We have all heard of Winterfell at one point or another. That place is always cold and never warms up. Well, this is a bit like that, just without the “never” part.
Lately, we have had a spell of real cold, an Arctic Blast to cool us down to –28C, creating sea smoke and other phenomena.
But it lasted for less than 3 days, then everything went back to normal. Then passes a week of spring-like temperatures, and we get a snow dump of nearly 25cm. Snow here, for those who are unaware of it, is heavy and wet.
In front of my house
Shovelling that snow means that you may be in line for a heart attack. Everyone living in Manitoba has shovelled snow in their lives. Nice, fluffy, lightweight snow that goes everywhere that is not protected. Nose, ears, under shirts and other places. Over here, the snow, when it came down was in huge, heavy flakes that can remove your view through your windshield with a single flake.
When that amasses, it’s heavy to get that out of the way. Luckily, I have neighbours with heavy equipment that can clean my driveway. I am very grateful for that.
Sable River grist mill
So when the coast was clear again, the snow stopped falling and the driveway was clean, it was obvious that I could not stay in the house and do nothing about it. Shooting was the order of the day.
Snow on the trail
Another difference between prairie snow and Atlantic snow is that here, it sticks to everything, outlining every single branch of a tree, sharpening every contour of every object in the process. Nothing fluffy about it here. I have long searched for the iconic Christmas card picture in Manitoba, but have never really found what I was looking for.
Now I understand that those cards were not shot in the prairies, where it is –40C for a daytime high. That snow is way too fine and light. Those pics are shot in the more temperate areas where the snow nicely sticks to branches and other objects.

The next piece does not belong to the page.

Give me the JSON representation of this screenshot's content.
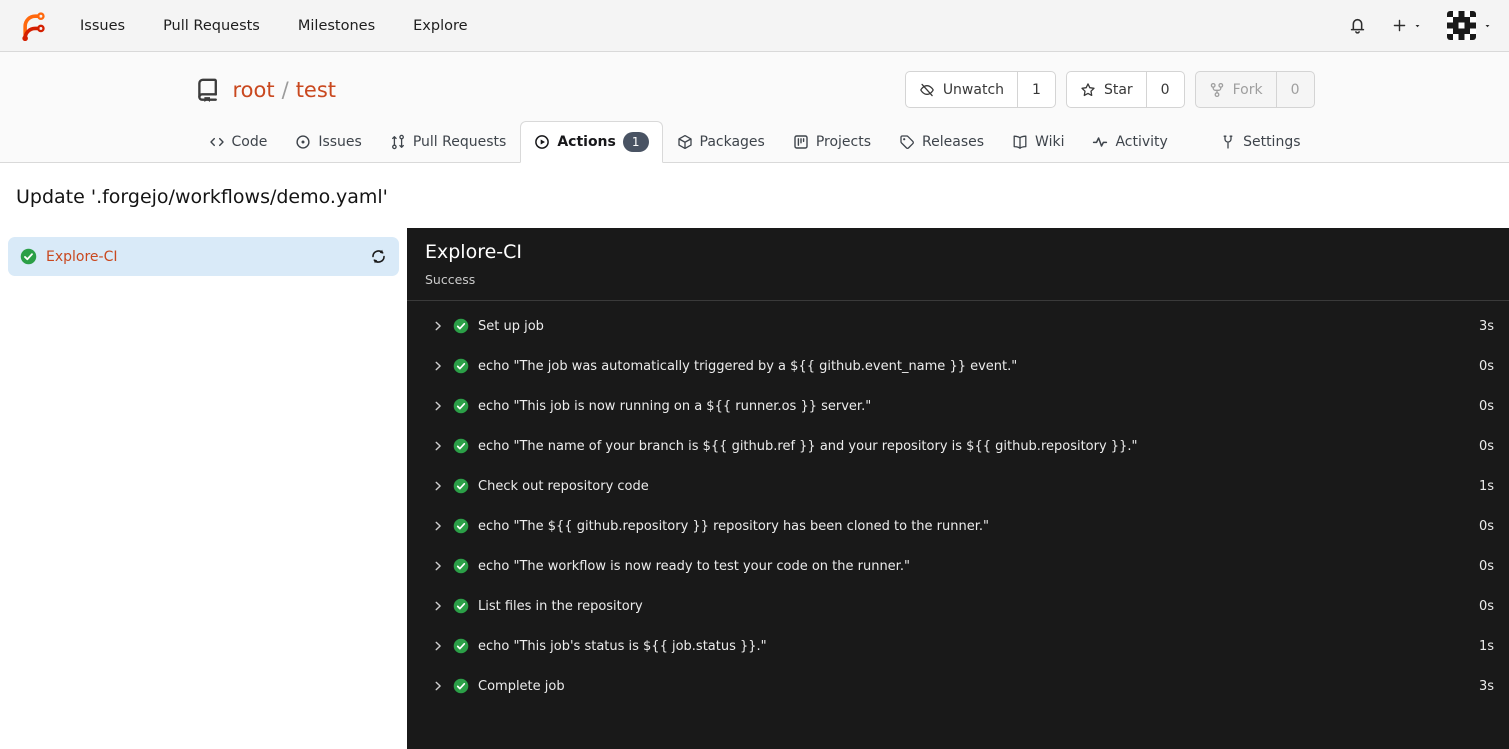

So when I went out the other day, I was looking for something “nice” without really having an idea of what I could find. A few kilometres away from my place, over a bad road, is a lodge. This lodge works year-round and seems to have a very quiet place to itself. I might even go there one day. It’s located far from any habitation.

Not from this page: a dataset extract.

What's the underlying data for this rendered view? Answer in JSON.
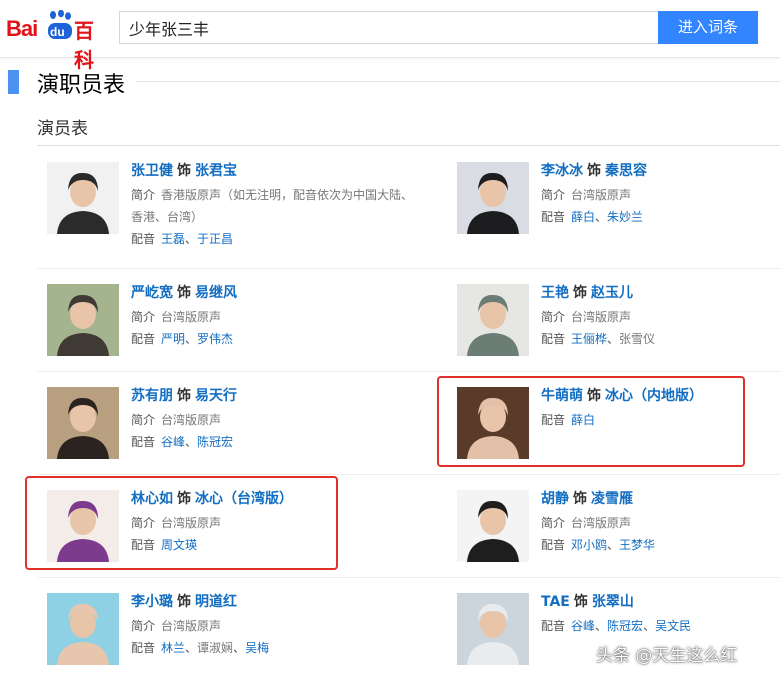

When comparing the sun between the east coast and the prairies, it must be noted that the famous “ring around the sun” here is pretty rare. Mostly because the air is more turbulent with the ocean so close by.
By the time I was done shooting that sun behind the tree, it became clear that the rising temperature was already nibbling away on the snow in the trees. All that was left for me to shoot was ice formations in the river. These spiky formations caught my eye. While the water seems “inviting” at first glance, the second glance would deter me forever from jumping in .
Rapids on the Mersey
The Mersey River is a very beautiful river, but also heavily used for hydropower. It means that everywhere, there are dams and artificial lakes up until not far away from my house. I do wonder what it would be like to raft down this stretch of the river though. I guess I may find out one day.
Until next time…